WHAT TO PRODUCE. Reproduce all of the data that follows, character for character.

(Excerpts from an interface dataset)
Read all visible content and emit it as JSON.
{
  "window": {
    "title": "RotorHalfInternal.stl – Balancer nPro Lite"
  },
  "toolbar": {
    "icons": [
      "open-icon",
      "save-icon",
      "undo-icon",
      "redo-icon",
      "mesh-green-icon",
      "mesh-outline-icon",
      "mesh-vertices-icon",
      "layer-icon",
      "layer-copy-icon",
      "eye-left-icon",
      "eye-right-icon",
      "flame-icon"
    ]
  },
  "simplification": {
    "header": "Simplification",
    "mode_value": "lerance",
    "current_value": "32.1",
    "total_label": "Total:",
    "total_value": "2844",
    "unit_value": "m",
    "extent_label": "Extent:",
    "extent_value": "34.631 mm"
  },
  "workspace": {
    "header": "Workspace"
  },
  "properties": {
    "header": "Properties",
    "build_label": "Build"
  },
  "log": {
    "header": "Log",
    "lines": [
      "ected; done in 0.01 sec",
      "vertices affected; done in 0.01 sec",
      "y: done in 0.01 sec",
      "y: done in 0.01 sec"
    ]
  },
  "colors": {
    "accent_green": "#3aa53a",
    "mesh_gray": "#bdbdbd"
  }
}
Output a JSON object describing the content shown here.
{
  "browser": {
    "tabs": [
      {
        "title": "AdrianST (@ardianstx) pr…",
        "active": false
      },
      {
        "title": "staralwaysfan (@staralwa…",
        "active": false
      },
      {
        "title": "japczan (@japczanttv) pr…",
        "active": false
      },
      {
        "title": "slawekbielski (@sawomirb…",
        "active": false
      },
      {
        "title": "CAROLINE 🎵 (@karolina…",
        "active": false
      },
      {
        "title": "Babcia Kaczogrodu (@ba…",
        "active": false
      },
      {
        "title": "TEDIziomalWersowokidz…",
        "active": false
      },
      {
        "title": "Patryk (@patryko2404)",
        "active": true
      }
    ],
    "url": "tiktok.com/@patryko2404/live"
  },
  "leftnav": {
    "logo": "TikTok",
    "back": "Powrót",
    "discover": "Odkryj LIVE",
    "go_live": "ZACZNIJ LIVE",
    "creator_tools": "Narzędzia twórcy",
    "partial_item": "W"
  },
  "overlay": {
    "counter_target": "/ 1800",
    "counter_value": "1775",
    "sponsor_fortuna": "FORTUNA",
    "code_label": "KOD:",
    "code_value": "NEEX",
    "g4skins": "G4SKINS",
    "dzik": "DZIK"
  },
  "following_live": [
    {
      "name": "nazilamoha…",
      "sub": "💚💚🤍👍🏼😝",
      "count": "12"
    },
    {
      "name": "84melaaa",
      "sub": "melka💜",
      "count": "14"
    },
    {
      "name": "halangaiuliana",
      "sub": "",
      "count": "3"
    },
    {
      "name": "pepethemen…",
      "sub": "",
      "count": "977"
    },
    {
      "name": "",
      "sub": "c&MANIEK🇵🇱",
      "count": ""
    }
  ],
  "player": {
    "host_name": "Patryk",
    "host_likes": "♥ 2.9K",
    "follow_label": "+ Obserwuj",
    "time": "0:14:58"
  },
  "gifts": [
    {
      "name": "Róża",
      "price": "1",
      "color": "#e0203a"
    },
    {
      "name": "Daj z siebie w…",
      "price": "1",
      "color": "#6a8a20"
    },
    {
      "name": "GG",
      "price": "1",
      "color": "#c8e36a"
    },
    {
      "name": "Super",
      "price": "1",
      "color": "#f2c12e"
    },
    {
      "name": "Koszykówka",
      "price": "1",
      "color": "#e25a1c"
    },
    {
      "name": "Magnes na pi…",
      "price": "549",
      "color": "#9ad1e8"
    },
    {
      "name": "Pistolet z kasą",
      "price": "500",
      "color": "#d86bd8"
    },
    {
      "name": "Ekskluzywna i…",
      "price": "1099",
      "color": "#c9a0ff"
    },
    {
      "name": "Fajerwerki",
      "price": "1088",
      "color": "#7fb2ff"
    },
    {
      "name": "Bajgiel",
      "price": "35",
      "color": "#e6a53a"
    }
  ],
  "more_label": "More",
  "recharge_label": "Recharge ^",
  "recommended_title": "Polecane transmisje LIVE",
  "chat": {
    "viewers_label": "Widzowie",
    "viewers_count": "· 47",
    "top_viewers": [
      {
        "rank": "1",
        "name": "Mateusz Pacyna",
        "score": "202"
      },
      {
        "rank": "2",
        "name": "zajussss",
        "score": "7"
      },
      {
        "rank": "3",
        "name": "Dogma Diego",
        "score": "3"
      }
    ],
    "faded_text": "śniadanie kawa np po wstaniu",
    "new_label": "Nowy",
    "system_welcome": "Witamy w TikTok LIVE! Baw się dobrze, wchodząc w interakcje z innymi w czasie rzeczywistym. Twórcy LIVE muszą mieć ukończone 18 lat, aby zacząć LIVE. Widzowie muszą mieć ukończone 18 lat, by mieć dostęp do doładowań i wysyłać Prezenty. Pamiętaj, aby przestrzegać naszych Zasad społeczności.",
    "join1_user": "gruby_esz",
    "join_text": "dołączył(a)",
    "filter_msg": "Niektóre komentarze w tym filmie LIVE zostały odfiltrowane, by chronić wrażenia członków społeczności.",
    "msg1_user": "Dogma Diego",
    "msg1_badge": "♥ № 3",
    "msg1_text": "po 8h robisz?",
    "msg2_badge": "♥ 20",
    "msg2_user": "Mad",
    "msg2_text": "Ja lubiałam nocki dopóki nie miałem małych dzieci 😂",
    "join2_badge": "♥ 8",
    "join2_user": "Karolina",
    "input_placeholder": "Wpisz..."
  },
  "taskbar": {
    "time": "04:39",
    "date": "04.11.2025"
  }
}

EXERCISE RESULT.
Read all visible content and emit it as JSON.
{
  "window": {
    "title": "RotorHalfInternal.stl – Balancer nPro Lite"
  },
  "toolbar": {
    "icons": [
      "open-icon",
      "save-icon",
      "undo-icon",
      "redo-icon",
      "mesh-green-icon",
      "mesh-outline-icon",
      "mesh-vertices-icon",
      "layer-icon",
      "layer-copy-icon",
      "eye-left-icon",
      "eye-right-icon",
      "flame-icon"
    ]
  },
  "simplification": {
    "header": "Simplification",
    "mode_value": "lerance",
    "current_value": "32.1",
    "total_label": "Total:",
    "total_value": "2844",
    "unit_value": "m",
    "extent_label": "Extent:",
    "extent_value": "34.631 mm"
  },
  "workspace": {
    "header": "Workspace"
  },
  "properties": {
    "header": "Properties",
    "build_label": "Build"
  },
  "log": {
    "header": "Log",
    "lines": [
      "ected; done in 0.01 sec",
      "vertices affected; done in 0.01 sec",
      "y: done in 0.01 sec",
      "y: done in 0.01 sec"
    ]
  },
  "colors": {
    "accent_green": "#3aa53a",
    "mesh_gray": "#bdbdbd"
  }
}
Output a JSON object describing the content shown here.
{
  "browser": {
    "tabs": [
      {
        "title": "AdrianST (@ardianstx) pr…",
        "active": false
      },
      {
        "title": "staralwaysfan (@staralwa…",
        "active": false
      },
      {
        "title": "japczan (@japczanttv) pr…",
        "active": false
      },
      {
        "title": "slawekbielski (@sawomirb…",
        "active": false
      },
      {
        "title": "CAROLINE 🎵 (@karolina…",
        "active": false
      },
      {
        "title": "Babcia Kaczogrodu (@ba…",
        "active": false
      },
      {
        "title": "TEDIziomalWersowokidz…",
        "active": false
      },
      {
        "title": "Patryk (@patryko2404)",
        "active": true
      }
    ],
    "url": "tiktok.com/@patryko2404/live"
  },
  "leftnav": {
    "logo": "TikTok",
    "back": "Powrót",
    "discover": "Odkryj LIVE",
    "go_live": "ZACZNIJ LIVE",
    "creator_tools": "Narzędzia twórcy",
    "partial_item": "W"
  },
  "overlay": {
    "counter_target": "/ 1800",
    "counter_value": "1775",
    "sponsor_fortuna": "FORTUNA",
    "code_label": "KOD:",
    "code_value": "NEEX",
    "g4skins": "G4SKINS",
    "dzik": "DZIK"
  },
  "following_live": [
    {
      "name": "nazilamoha…",
      "sub": "💚💚🤍👍🏼😝",
      "count": "12"
    },
    {
      "name": "84melaaa",
      "sub": "melka💜",
      "count": "14"
    },
    {
      "name": "halangaiuliana",
      "sub": "",
      "count": "3"
    },
    {
      "name": "pepethemen…",
      "sub": "",
      "count": "977"
    },
    {
      "name": "",
      "sub": "c&MANIEK🇵🇱",
      "count": ""
    }
  ],
  "player": {
    "host_name": "Patryk",
    "host_likes": "♥ 2.9K",
    "follow_label": "+ Obserwuj",
    "time": "0:14:58"
  },
  "gifts": [
    {
      "name": "Róża",
      "price": "1",
      "color": "#e0203a"
    },
    {
      "name": "Daj z siebie w…",
      "price": "1",
      "color": "#6a8a20"
    },
    {
      "name": "GG",
      "price": "1",
      "color": "#c8e36a"
    },
    {
      "name": "Super",
      "price": "1",
      "color": "#f2c12e"
    },
    {
      "name": "Koszykówka",
      "price": "1",
      "color": "#e25a1c"
    },
    {
      "name": "Magnes na pi…",
      "price": "549",
      "color": "#9ad1e8"
    },
    {
      "name": "Pistolet z kasą",
      "price": "500",
      "color": "#d86bd8"
    },
    {
      "name": "Ekskluzywna i…",
      "price": "1099",
      "color": "#c9a0ff"
    },
    {
      "name": "Fajerwerki",
      "price": "1088",
      "color": "#7fb2ff"
    },
    {
      "name": "Bajgiel",
      "price": "35",
      "color": "#e6a53a"
    }
  ],
  "more_label": "More",
  "recharge_label": "Recharge ^",
  "recommended_title": "Polecane transmisje LIVE",
  "chat": {
    "viewers_label": "Widzowie",
    "viewers_count": "· 47",
    "top_viewers": [
      {
        "rank": "1",
        "name": "Mateusz Pacyna",
        "score": "202"
      },
      {
        "rank": "2",
        "name": "zajussss",
        "score": "7"
      },
      {
        "rank": "3",
        "name": "Dogma Diego",
        "score": "3"
      }
    ],
    "faded_text": "śniadanie kawa np po wstaniu",
    "new_label": "Nowy",
    "system_welcome": "Witamy w TikTok LIVE! Baw się dobrze, wchodząc w interakcje z innymi w czasie rzeczywistym. Twórcy LIVE muszą mieć ukończone 18 lat, aby zacząć LIVE. Widzowie muszą mieć ukończone 18 lat, by mieć dostęp do doładowań i wysyłać Prezenty. Pamiętaj, aby przestrzegać naszych Zasad społeczności.",
    "join1_user": "gruby_esz",
    "join_text": "dołączył(a)",
    "filter_msg": "Niektóre komentarze w tym filmie LIVE zostały odfiltrowane, by chronić wrażenia członków społeczności.",
    "msg1_user": "Dogma Diego",
    "msg1_badge": "♥ № 3",
    "msg1_text": "po 8h robisz?",
    "msg2_badge": "♥ 20",
    "msg2_user": "Mad",
    "msg2_text": "Ja lubiałam nocki dopóki nie miałem małych dzieci 😂",
    "join2_badge": "♥ 8",
    "join2_user": "Karolina",
    "input_placeholder": "Wpisz..."
  },
  "taskbar": {
    "time": "04:39",
    "date": "04.11.2025"
  }
}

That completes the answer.